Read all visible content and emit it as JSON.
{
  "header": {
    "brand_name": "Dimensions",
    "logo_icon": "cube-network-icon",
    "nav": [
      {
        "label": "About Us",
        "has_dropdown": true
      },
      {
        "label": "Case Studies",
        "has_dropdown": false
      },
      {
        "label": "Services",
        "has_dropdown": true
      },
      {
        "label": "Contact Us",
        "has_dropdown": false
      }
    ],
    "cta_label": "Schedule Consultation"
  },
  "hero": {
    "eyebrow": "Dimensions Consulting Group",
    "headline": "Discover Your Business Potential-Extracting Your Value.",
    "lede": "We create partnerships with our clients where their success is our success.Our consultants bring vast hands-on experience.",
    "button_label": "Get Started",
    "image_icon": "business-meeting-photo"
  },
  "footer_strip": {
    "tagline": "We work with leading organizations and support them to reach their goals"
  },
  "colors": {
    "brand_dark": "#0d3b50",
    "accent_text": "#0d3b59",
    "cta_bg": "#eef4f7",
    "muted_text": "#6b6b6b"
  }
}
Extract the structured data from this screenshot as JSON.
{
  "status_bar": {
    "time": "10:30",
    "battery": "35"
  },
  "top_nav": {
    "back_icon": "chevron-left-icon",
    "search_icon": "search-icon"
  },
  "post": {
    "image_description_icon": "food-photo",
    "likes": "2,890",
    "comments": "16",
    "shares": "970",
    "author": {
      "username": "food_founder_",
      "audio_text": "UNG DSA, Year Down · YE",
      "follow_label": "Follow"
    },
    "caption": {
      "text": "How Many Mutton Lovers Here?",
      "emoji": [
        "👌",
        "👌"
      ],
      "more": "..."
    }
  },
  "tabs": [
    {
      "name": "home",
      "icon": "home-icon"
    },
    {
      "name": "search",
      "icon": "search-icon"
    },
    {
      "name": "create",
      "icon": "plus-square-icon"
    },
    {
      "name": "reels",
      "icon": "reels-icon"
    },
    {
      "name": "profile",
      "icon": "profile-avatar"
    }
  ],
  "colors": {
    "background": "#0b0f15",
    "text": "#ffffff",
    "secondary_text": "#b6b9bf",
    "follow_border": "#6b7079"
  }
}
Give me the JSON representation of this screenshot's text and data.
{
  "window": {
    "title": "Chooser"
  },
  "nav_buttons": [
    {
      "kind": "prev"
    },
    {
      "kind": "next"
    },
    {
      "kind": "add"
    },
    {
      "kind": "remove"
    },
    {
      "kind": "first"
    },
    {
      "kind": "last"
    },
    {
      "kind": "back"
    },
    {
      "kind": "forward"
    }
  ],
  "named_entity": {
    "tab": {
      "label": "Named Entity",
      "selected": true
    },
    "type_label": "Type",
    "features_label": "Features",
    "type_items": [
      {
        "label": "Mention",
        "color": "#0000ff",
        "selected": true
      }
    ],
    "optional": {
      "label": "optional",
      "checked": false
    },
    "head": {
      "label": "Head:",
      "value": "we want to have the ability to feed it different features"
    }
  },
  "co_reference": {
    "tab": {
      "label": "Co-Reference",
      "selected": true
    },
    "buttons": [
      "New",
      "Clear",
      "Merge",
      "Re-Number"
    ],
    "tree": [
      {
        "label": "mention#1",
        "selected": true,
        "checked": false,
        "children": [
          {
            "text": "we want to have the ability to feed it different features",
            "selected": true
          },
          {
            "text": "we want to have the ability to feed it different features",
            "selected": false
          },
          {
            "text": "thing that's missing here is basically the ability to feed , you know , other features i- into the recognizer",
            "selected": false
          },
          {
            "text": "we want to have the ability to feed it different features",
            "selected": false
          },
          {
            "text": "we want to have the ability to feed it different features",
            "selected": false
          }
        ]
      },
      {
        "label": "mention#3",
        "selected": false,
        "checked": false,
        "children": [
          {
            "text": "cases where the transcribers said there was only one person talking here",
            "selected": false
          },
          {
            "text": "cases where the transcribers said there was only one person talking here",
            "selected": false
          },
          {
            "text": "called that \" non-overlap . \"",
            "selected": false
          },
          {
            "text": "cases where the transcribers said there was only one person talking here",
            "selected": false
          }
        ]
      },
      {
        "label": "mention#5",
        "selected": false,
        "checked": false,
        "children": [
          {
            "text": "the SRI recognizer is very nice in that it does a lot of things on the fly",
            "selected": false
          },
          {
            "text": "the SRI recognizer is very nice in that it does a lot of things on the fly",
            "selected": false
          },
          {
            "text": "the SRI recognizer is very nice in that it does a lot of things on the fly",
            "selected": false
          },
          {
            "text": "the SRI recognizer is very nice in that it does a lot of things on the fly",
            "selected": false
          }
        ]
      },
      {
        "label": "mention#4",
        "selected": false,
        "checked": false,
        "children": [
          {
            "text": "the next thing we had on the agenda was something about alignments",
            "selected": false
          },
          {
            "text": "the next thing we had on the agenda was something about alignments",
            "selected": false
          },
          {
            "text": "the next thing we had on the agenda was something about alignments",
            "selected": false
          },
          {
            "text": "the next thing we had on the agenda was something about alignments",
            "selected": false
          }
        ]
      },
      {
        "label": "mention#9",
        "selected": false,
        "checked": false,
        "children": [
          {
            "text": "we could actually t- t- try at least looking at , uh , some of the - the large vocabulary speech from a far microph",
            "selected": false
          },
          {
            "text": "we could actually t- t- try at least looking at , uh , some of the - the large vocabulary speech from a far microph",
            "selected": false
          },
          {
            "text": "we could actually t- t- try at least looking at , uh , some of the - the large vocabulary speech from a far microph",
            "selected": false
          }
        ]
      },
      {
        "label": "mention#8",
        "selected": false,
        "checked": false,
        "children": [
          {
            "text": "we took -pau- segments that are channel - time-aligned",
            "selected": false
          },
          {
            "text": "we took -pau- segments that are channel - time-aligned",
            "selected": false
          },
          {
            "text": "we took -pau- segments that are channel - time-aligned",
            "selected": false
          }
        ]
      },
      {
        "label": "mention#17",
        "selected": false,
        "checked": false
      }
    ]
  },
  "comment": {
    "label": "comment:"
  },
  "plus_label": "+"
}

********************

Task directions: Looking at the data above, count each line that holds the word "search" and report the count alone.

Your solution: 3